▶ Brief
Which lines in the records below contain the word "this"? Copy each one out.

App and web page records
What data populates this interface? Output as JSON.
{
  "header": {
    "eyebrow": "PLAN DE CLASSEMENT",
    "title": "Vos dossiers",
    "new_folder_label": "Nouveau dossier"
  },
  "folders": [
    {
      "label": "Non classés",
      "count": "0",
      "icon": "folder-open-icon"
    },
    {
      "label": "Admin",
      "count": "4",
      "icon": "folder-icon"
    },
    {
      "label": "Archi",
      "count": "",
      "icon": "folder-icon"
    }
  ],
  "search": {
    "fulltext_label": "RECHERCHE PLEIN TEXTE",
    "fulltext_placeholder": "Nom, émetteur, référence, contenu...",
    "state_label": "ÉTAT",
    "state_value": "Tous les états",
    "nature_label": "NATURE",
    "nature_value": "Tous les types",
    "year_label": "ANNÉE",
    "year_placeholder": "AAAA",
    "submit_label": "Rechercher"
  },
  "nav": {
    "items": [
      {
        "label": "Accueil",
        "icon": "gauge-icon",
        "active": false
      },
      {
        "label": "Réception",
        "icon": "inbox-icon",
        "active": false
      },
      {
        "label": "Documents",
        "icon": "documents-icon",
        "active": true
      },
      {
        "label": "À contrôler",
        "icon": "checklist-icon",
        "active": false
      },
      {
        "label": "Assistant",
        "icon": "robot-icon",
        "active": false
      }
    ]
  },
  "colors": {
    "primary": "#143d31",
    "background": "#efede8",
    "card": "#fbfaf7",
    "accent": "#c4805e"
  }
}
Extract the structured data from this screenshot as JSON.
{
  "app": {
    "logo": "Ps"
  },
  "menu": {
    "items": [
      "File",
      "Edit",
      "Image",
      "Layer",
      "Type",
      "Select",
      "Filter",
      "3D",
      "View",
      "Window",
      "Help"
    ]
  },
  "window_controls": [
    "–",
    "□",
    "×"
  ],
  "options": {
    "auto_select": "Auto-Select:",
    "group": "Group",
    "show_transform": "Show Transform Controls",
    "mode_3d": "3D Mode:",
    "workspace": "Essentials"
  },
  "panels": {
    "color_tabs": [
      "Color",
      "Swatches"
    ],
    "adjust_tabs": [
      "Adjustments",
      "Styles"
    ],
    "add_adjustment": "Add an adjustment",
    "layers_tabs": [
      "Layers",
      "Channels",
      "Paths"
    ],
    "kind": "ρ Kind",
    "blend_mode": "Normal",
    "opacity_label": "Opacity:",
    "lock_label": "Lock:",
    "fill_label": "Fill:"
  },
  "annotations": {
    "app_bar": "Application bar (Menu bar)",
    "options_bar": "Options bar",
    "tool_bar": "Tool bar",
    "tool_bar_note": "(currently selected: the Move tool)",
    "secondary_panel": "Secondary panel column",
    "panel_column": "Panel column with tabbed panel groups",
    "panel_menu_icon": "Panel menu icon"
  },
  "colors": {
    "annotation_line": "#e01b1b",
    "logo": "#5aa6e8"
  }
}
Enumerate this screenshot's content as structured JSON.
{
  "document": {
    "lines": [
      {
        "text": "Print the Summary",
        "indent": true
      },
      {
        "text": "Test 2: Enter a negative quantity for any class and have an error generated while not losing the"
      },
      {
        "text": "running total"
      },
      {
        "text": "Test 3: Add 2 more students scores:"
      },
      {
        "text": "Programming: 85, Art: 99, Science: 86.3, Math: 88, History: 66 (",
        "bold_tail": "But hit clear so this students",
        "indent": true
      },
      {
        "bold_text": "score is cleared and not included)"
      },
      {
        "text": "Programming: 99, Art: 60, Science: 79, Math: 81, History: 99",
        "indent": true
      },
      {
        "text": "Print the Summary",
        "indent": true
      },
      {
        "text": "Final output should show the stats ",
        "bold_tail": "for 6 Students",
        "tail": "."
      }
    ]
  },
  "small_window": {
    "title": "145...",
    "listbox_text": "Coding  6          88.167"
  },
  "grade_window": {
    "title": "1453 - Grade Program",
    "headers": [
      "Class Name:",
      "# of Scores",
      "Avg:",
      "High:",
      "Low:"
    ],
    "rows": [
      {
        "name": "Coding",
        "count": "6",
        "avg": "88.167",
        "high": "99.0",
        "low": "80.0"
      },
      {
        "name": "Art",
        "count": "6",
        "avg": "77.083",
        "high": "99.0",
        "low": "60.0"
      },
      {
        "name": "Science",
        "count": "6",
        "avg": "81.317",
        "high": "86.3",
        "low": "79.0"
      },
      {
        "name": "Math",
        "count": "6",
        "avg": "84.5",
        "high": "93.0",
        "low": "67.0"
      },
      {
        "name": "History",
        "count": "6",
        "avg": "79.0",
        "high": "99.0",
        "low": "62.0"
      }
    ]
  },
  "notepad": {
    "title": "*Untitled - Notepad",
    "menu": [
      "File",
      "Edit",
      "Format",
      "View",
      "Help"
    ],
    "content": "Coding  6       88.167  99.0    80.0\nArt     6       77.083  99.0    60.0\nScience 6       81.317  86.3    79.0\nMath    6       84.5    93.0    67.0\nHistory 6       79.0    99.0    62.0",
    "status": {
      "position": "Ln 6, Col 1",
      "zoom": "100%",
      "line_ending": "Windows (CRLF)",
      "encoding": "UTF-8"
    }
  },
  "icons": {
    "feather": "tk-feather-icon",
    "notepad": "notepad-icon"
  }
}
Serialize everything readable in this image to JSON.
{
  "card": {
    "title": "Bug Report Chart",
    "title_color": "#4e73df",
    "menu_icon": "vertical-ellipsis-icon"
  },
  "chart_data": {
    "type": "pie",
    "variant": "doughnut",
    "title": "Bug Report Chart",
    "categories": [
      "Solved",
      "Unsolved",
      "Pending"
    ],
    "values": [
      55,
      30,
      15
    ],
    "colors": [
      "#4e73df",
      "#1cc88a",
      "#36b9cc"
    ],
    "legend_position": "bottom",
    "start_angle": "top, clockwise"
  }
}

▶ Your solution
What data populates this interface? Output as JSON.
Extract the structured data from this screenshot as JSON.
Enumerate this screenshot's content as structured JSON.
        "bold_tail": "But hit clear so this students",
Serialize everything readable in this image to JSON.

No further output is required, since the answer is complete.